§ **Exercise objective**
Nothing belongs in the answer except the lines of the material that include "fault".

§ **Data excerpts**
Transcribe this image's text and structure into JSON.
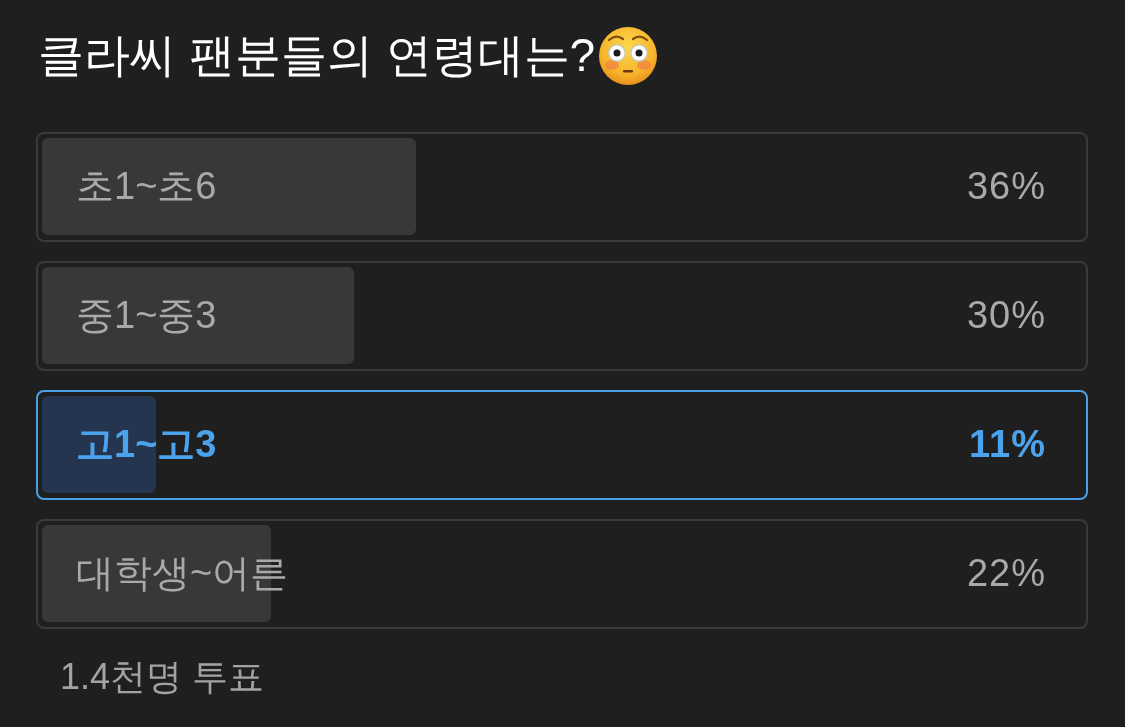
{
  "question": {
    "title": "클라씨 팬분들의 연령대는?"
  },
  "options": [
    {
      "label": "초1~초6",
      "percent": "36%",
      "level": 0.36,
      "selected": false
    },
    {
      "label": "중1~중3",
      "percent": "30%",
      "level": 0.3,
      "selected": false
    },
    {
      "label": "고1~고3",
      "percent": "11%",
      "level": 0.11,
      "selected": true
    },
    {
      "label": "대학생~어른",
      "percent": "22%",
      "level": 0.22,
      "selected": false
    }
  ],
  "footer": {
    "votes": "1.4천명 투표"
  }
}
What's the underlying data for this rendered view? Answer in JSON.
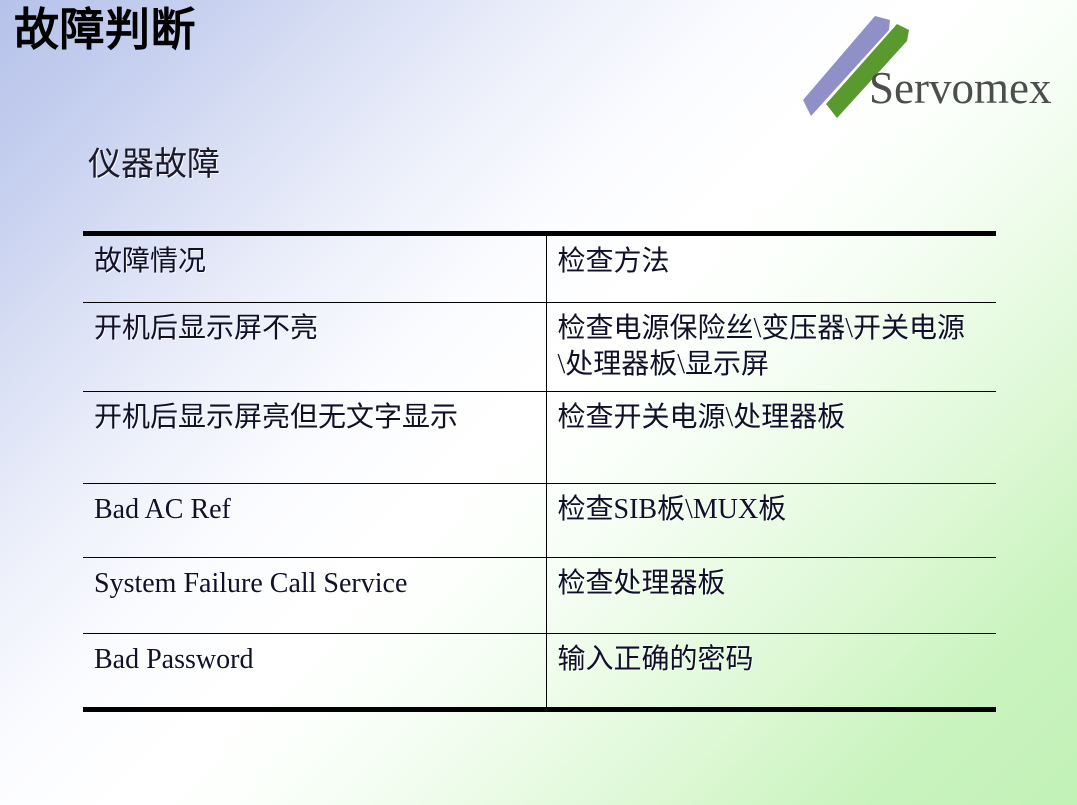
{
  "slide": {
    "title": "故障判断",
    "section_heading": "仪器故障"
  },
  "logo": {
    "wordmark": "Servomex",
    "stroke_purple": "#8f90c8",
    "stroke_green": "#5a9930",
    "wordmark_color": "#4d4d4d"
  },
  "theme": {
    "background_top_left": "#b6c2ea",
    "background_middle": "#ffffff",
    "background_bottom_right": "#c1f2b6",
    "rule_color": "#000000",
    "text_color": "#101028"
  },
  "table": {
    "headers": [
      "故障情况",
      "检查方法"
    ],
    "rows": [
      {
        "fault": "开机后显示屏不亮",
        "check": "检查电源保险丝\\变压器\\开关电源\\处理器板\\显示屏"
      },
      {
        "fault": "开机后显示屏亮但无文字显示",
        "check": "检查开关电源\\处理器板"
      },
      {
        "fault": "Bad AC Ref",
        "check": "检查SIB板\\MUX板"
      },
      {
        "fault": "System Failure Call Service",
        "check": "检查处理器板"
      },
      {
        "fault": "Bad Password",
        "check": "输入正确的密码"
      }
    ]
  }
}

§ **Response**
        "fault": "开机后显示屏不亮",
        "fault": "开机后显示屏亮但无文字显示",
        "fault": "Bad AC Ref",
        "fault": "System Failure Call Service",
        "fault": "Bad Password",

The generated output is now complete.